        currentUser: getCurrentUser(state),
        otherUser: getUser(state, ownProps.userId)
    };
}

// mapDispatchToProps receives the Redux store's dispatch method so that bindActionCreators
// can be used to automatically dispatch those actions as necessary.
function mapDispatchToProps(dispatch) {
    return {
        actions: bindActionCreators({
            messageUser
        }, dispatch)
    };
}

export default connect(mapStateToProps, mapDispatchToProps)(MyComponent);

// components/my_component/my_component.jsx

import React from 'react';

export default class MyComponent extends React.PureComponent {
    handleClick = () => {
        this.props.actions.messageUser(otherUser, currentUser, `Hello, ${this.props.otherUser.first_name}!`);
    };

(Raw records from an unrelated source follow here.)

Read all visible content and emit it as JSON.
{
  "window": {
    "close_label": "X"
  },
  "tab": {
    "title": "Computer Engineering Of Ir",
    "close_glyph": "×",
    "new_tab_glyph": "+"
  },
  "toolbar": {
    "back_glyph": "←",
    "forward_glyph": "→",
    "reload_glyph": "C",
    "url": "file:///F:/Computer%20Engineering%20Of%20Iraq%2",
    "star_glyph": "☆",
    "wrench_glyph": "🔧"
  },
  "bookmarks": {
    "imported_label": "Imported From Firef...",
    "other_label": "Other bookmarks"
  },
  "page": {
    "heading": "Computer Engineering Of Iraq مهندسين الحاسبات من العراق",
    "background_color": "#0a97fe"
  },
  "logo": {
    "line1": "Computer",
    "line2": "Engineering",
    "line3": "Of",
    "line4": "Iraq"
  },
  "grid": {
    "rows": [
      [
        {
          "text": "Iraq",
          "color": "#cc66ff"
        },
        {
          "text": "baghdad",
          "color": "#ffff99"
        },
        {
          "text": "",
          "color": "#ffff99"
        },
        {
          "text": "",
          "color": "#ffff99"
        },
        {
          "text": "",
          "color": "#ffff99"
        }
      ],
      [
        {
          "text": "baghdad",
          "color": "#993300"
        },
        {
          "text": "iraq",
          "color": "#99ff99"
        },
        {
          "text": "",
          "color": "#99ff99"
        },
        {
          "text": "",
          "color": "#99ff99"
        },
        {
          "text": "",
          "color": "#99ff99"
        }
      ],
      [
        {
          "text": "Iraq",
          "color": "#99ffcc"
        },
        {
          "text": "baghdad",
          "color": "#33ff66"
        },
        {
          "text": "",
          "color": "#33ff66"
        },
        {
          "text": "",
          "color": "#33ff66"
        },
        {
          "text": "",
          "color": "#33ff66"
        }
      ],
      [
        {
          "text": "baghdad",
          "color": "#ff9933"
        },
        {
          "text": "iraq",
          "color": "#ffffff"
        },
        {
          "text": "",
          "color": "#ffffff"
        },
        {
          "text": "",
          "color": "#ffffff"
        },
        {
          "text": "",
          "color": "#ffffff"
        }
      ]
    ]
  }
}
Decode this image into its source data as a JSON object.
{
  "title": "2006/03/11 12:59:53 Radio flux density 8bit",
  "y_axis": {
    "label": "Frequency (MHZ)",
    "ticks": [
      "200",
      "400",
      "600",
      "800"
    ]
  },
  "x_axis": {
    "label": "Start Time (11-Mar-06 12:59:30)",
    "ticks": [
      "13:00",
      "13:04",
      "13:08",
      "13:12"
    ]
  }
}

    render() {
        return (
            <label>
                {`${this.props.otherUser.first_name} ${this.props.otherUser.last_name}: `}
                <button onClick={this.handleClick}>{'Say Hi'}</button>
            </label>
        );
    }
}

Both mapStateToProps and mapDispatchToProps are optional and can be omitted as necessary.

If you’re using a selector that is produced through a factory, such as makeGetUser, you can instead generate an individual mapStateToProps function for each instance of the component.

// component/my_component/index.jsx

...

import {getCurrentUser, makeGetUser} from 'selectors/entities/users';

// makeMapStateToProps is called once for each instance of the component on the page. Because of this
// a separate getUser selector is created for each instance, allowing them to be memoized separately.
function makeMapStateToProps() {
    const getUser = makeGetUser();

    return (state, ownProps) => {
        return {
            currentUser: getCurrentUser(state),
            otherUser: getUser(state, ownProps.userId)
        };
    };
}

...

export default connect(makeMapStateToProps, mapDispatchToProps)(MyComponent);

Performance Considerations 

Something very important to note when using React with Redux is that every single mapStateToProps function within your application will be called whenever anything in the store changes. If any work being done in mapStateToProps performs any complicated calculations or returns rich objects, it should be moved into a selector so that it can be memoized whenever possible.